In fact, it projects that between now and 2050, the number of 65-79-year-olds will increase by 88%. The number of people aged 80 and over will increase by 241%.
We will very soon go from being one of the youngest populations in Europe to one of the fastest ageing populations. We'll hit the EU average in about 15 years' time. By 2050, our population will be older than any other EU state is today.
The more telling 'dependency ratio', which measures the percentage of people aged 65 and over compared to the numbers aged 15-64, will rise from 22% today to 47% by 2050.
In simple terms, this means the numbers at work will be fewer and the number of older people who will be supported by the taxes paid by those in employment will be far greater.
IFAC calculates that based on current policies continuing as they are, the public finances will slip into deficit from 2026 just to keep up with increased pension payments and healthcare costs.
That means waving goodbye to 'available fiscal space'.
It means there is no leeway. It's characterised as a steady 'drip-drip', which will spectacularly explode from the middle of the next decade if we don't take steps to avert it.
IFAC counts in an increase in the State pension entitlement age to 67 next year and 68 in 2028, but the current Programme for Government has deferred next year's move and established a Commission on Pensions to report by June of next year.
IFAC estimates that not increasing the pension age to 67 next year will add an additional €575m to current spending, a cost that will rise over time.
If the move to raise it again to 68 in 2028 is not followed through, that will add an additional €1.5bn a year to spending.
It's easy to get lost in a fog of figures here.
But IFAC is doing its job by looking beyond our normal time horizon of the next budget, or the next election, and warning all of us of what's to come.
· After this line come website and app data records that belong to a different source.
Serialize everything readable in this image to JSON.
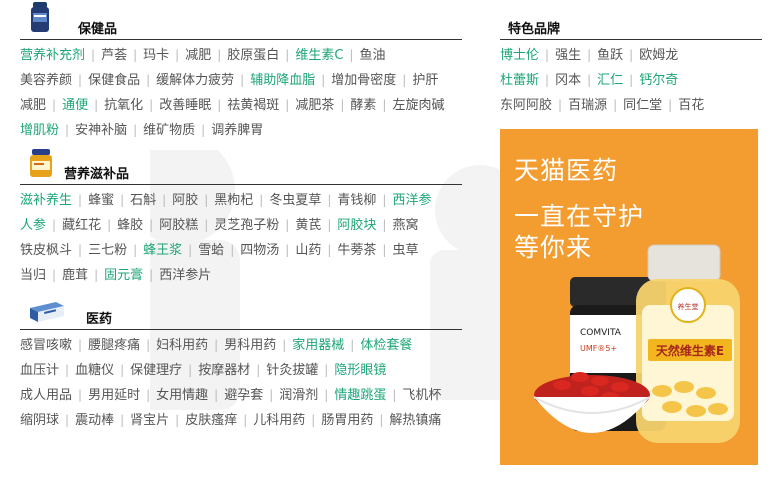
{
  "sections": [
    {
      "title": "保健品",
      "icon": "supplement-bottle-icon",
      "rows": [
        [
          {
            "t": "营养补充剂",
            "hl": true
          },
          {
            "t": "芦荟"
          },
          {
            "t": "玛卡"
          },
          {
            "t": "减肥"
          },
          {
            "t": "胶原蛋白"
          },
          {
            "t": "维生素C",
            "hl": true
          },
          {
            "t": "鱼油"
          }
        ],
        [
          {
            "t": "美容养颜"
          },
          {
            "t": "保健食品"
          },
          {
            "t": "缓解体力疲劳"
          },
          {
            "t": "辅助降血脂",
            "hl": true
          },
          {
            "t": "增加骨密度"
          },
          {
            "t": "护肝"
          }
        ],
        [
          {
            "t": "减肥"
          },
          {
            "t": "通便",
            "hl": true
          },
          {
            "t": "抗氧化"
          },
          {
            "t": "改善睡眠"
          },
          {
            "t": "祛黄褐斑"
          },
          {
            "t": "减肥茶"
          },
          {
            "t": "酵素"
          },
          {
            "t": "左旋肉碱"
          }
        ],
        [
          {
            "t": "增肌粉",
            "hl": true
          },
          {
            "t": "安神补脑"
          },
          {
            "t": "维矿物质"
          },
          {
            "t": "调养脾胃"
          }
        ]
      ]
    },
    {
      "title": "营养滋补品",
      "icon": "nutrition-jar-icon",
      "rows": [
        [
          {
            "t": "滋补养生",
            "hl": true
          },
          {
            "t": "蜂蜜"
          },
          {
            "t": "石斛"
          },
          {
            "t": "阿胶"
          },
          {
            "t": "黑枸杞"
          },
          {
            "t": "冬虫夏草"
          },
          {
            "t": "青钱柳"
          },
          {
            "t": "西洋参",
            "hl": true
          }
        ],
        [
          {
            "t": "人参",
            "hl": true
          },
          {
            "t": "藏红花"
          },
          {
            "t": "蜂胶"
          },
          {
            "t": "阿胶糕"
          },
          {
            "t": "灵芝孢子粉"
          },
          {
            "t": "黄芪"
          },
          {
            "t": "阿胶块",
            "hl": true
          },
          {
            "t": "燕窝"
          }
        ],
        [
          {
            "t": "铁皮枫斗"
          },
          {
            "t": "三七粉"
          },
          {
            "t": "蜂王浆",
            "hl": true
          },
          {
            "t": "雪蛤"
          },
          {
            "t": "四物汤"
          },
          {
            "t": "山药"
          },
          {
            "t": "牛蒡茶"
          },
          {
            "t": "虫草"
          }
        ],
        [
          {
            "t": "当归"
          },
          {
            "t": "鹿茸"
          },
          {
            "t": "固元膏",
            "hl": true
          },
          {
            "t": "西洋参片"
          }
        ]
      ]
    },
    {
      "title": "医药",
      "icon": "medicine-box-icon",
      "rows": [
        [
          {
            "t": "感冒咳嗽"
          },
          {
            "t": "腰腿疼痛"
          },
          {
            "t": "妇科用药"
          },
          {
            "t": "男科用药"
          },
          {
            "t": "家用器械",
            "hl": true
          },
          {
            "t": "体检套餐",
            "hl": true
          }
        ],
        [
          {
            "t": "血压计"
          },
          {
            "t": "血糖仪"
          },
          {
            "t": "保健理疗"
          },
          {
            "t": "按摩器材"
          },
          {
            "t": "针灸拔罐"
          },
          {
            "t": "隐形眼镜",
            "hl": true
          }
        ],
        [
          {
            "t": "成人用品"
          },
          {
            "t": "男用延时"
          },
          {
            "t": "女用情趣"
          },
          {
            "t": "避孕套"
          },
          {
            "t": "润滑剂"
          },
          {
            "t": "情趣跳蛋",
            "hl": true
          },
          {
            "t": "飞机杯"
          }
        ],
        [
          {
            "t": "缩阴球"
          },
          {
            "t": "震动棒"
          },
          {
            "t": "肾宝片"
          },
          {
            "t": "皮肤瘙痒"
          },
          {
            "t": "儿科用药"
          },
          {
            "t": "肠胃用药"
          },
          {
            "t": "解热镇痛"
          }
        ]
      ]
    }
  ],
  "brands": {
    "title": "特色品牌",
    "rows": [
      [
        {
          "t": "博士伦",
          "hl": true
        },
        {
          "t": "强生"
        },
        {
          "t": "鱼跃"
        },
        {
          "t": "欧姆龙"
        }
      ],
      [
        {
          "t": "杜蕾斯",
          "hl": true
        },
        {
          "t": "冈本"
        },
        {
          "t": "汇仁",
          "hl": true
        },
        {
          "t": "钙尔奇",
          "hl": true
        }
      ],
      [
        {
          "t": "东阿阿胶"
        },
        {
          "t": "百瑞源"
        },
        {
          "t": "同仁堂"
        },
        {
          "t": "百花"
        }
      ]
    ]
  },
  "banner": {
    "line1": "天猫医药",
    "line2a": "一直在守护",
    "line2b": "等你来",
    "background": "#f39c30",
    "jar_label_brand": "COMVITA",
    "jar_label_sub": "UMF®5+",
    "bottle_top_label": "养生堂",
    "bottle_label": "天然维生素E"
  },
  "colors": {
    "highlight": "#1da57a",
    "text": "#555555",
    "separator": "#bbbbbb"
  }
}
And it's not that far away. The situation will become serious in just 15 years' time.
But won't the economy just grow to adjust to the scale of the challenge that faces us?
And aren't we borrowing now – and for some time to come – at exceptionally low interest rates?
After the last recession, jobs from new industries such as digital advertisers Google and Facebook, and a much quicker rebound in investment, delivered growth rates that surprised many.
IFAC shows that over time, productivity in the economy will slow down. That means less wealth per worker will be created.
There is great uncertainty over this, as the recent past has shown. But think about the slow rate of wage growth in many industries over the recent past and you can begin to get a sense that as economies catch up, everything levels off.
There are other well-flagged uncertainties over the future of the economy and what it will cost to sustain it: changes to corporation tax rules and the future cost of Sláintecare reforms.
The cost of raising public debt today is almost negligible, but we are in exceptional times.
The European Central Bank has consistently said its extraordinary actions today are temporary. So the cost of the national debt will not always be so cheap and more of our tax euro will be required to pay for it.
It's sometimes said our system of politics and government responds very well in an immediate crisis, like Covid-19. But issues that seem less pressing can often be diverted into long reports that attract comment, but ultimately not much more than dust.
We have been warned.